EXERCISE MATERIALS -
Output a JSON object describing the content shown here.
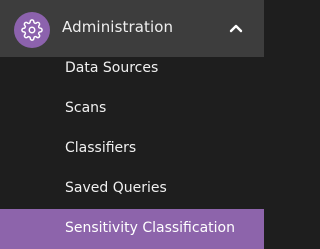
{
  "section": {
    "title": "Administration",
    "icon": "gear-icon",
    "expanded_icon": "chevron-up-icon",
    "accent_color": "#8c62ad"
  },
  "items": [
    {
      "label": "Data Sources",
      "active": false
    },
    {
      "label": "Scans",
      "active": false
    },
    {
      "label": "Classifiers",
      "active": false
    },
    {
      "label": "Saved Queries",
      "active": false
    },
    {
      "label": "Sensitivity Classification",
      "active": true
    }
  ]
}
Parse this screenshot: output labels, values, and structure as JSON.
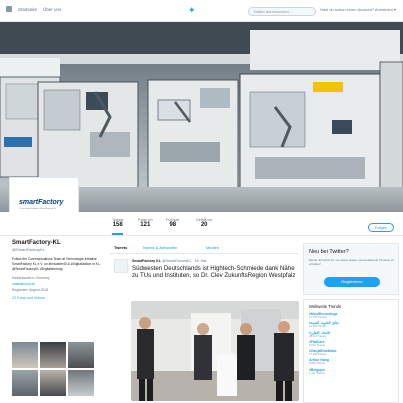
{
  "nav": {
    "home_label": "Startseite",
    "about_label": "Über uns",
    "search_placeholder": "Twitter durchsuchen",
    "login_text": "Hast du schon einen Account? Anmelden ▾"
  },
  "profile": {
    "avatar_logo": "smartFactory",
    "avatar_subtitle": "Technologie-Initiative SmartFactory KL",
    "name": "SmartFactory-KL",
    "handle": "@SmartFactoryKL",
    "bio": "Follow the Communications Team at Technologie-Initiative SmartFactory KL e.V. on #Industrie40 & #Digitalization in KL, @SmartFactoryKL #Digitalisierung",
    "location": "Kaiserslautern, Germany",
    "website": "smartfactory.de",
    "joined": "Registriert: August 2016",
    "photos_link": "23 Fotos und Videos"
  },
  "stats": {
    "tweets_label": "Tweets",
    "tweets_value": "158",
    "following_label": "Folge ich",
    "following_value": "121",
    "followers_label": "Follower",
    "followers_value": "98",
    "likes_label": "Gefällt mir",
    "likes_value": "20",
    "follow_button": "Folgen"
  },
  "tabs": {
    "tweets": "Tweets",
    "replies": "Tweets & Antworten",
    "media": "Medien"
  },
  "tweet": {
    "author": "SmartFactory KL",
    "meta": "@SmartFactoryKL · 16. Mai",
    "text": "Südwesten Deutschlands ist Hightech-Schmiede dank Nähe zu TUs und Instituten, so Dr. Clev ZukunftsRegion Westpfalz"
  },
  "signup": {
    "title": "Neu bei Twitter?",
    "text": "Melde dich jetzt an, um deine eigene personalisierte Timeline zu erhalten!",
    "button": "Registrieren"
  },
  "trends": {
    "title": "Weltweite Trends",
    "items": [
      {
        "name": "#MindRecordings",
        "count": "21.700 Tweets"
      },
      {
        "name": "#نتائج_الثانوية_العامة",
        "count": "12.800 Tweets"
      },
      {
        "name": "#الاتحاد_الاهلي",
        "count": "38.100 Tweets"
      },
      {
        "name": "#FlatCare",
        "count": "9.541 Tweets"
      },
      {
        "name": "#GanjaBlueMobs",
        "count": "17.300 Tweets"
      },
      {
        "name": "Arthur Hang",
        "count": "5.862 Tweets"
      },
      {
        "name": "#Belgique",
        "count": "4.411 Tweets"
      }
    ]
  },
  "colors": {
    "accent": "#1da1f2",
    "text": "#14171a",
    "muted": "#657786",
    "border": "#e1e8ed"
  }
}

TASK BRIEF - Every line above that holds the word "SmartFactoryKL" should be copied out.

ANSWER AREA -
    "handle": "@SmartFactoryKL",
    "bio": "Follow the Communications Team at Technologie-Initiative SmartFactory KL e.V. on #Industrie40 & #Digitalization in KL, @SmartFactoryKL #Digitalisierung",
    "meta": "@SmartFactoryKL · 16. Mai",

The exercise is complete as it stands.